In the records below, find the line containing "Give me the". Restate it and all the lines after it exactly, and omit the rest.

┌────────

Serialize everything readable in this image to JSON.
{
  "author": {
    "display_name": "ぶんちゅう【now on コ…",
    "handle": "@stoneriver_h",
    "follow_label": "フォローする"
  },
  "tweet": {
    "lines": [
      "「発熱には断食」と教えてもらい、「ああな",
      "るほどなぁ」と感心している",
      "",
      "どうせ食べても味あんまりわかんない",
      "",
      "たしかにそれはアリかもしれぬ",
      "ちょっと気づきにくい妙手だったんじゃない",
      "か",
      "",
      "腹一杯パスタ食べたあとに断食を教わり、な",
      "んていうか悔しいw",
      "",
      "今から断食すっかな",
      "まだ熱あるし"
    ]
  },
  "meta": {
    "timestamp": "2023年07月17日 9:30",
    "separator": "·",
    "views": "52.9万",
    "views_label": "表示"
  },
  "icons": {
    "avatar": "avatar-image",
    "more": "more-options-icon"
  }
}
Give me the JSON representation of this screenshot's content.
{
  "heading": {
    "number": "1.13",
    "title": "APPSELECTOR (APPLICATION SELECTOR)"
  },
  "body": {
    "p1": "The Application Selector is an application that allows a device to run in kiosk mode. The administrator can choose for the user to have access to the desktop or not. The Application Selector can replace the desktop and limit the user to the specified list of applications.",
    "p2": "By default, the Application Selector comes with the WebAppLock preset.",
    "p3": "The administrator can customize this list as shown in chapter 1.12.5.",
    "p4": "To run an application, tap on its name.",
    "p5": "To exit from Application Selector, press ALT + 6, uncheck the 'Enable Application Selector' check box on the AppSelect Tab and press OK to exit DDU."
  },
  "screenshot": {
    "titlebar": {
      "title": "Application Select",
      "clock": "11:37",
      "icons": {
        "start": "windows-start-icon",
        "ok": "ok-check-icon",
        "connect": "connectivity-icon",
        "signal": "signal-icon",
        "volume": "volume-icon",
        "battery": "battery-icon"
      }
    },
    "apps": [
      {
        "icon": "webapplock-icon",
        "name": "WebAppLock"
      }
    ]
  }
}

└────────

# [Response to the task]
Give me the JSON representation of this screenshot's content.
{
  "heading": {
    "number": "1.13",
    "title": "APPSELECTOR (APPLICATION SELECTOR)"
  },
  "body": {
    "p1": "The Application Selector is an application that allows a device to run in kiosk mode. The administrator can choose for the user to have access to the desktop or not. The Application Selector can replace the desktop and limit the user to the specified list of applications.",
    "p2": "By default, the Application Selector comes with the WebAppLock preset.",
    "p3": "The administrator can customize this list as shown in chapter 1.12.5.",
    "p4": "To run an application, tap on its name.",
    "p5": "To exit from Application Selector, press ALT + 6, uncheck the 'Enable Application Selector' check box on the AppSelect Tab and press OK to exit DDU."
  },
  "screenshot": {
    "titlebar": {
      "title": "Application Select",
      "clock": "11:37",
      "icons": {
        "start": "windows-start-icon",
        "ok": "ok-check-icon",
        "connect": "connectivity-icon",
        "signal": "signal-icon",
        "volume": "volume-icon",
        "battery": "battery-icon"
      }
    },
    "apps": [
      {
        "icon": "webapplock-icon",
        "name": "WebAppLock"
      }
    ]
  }
}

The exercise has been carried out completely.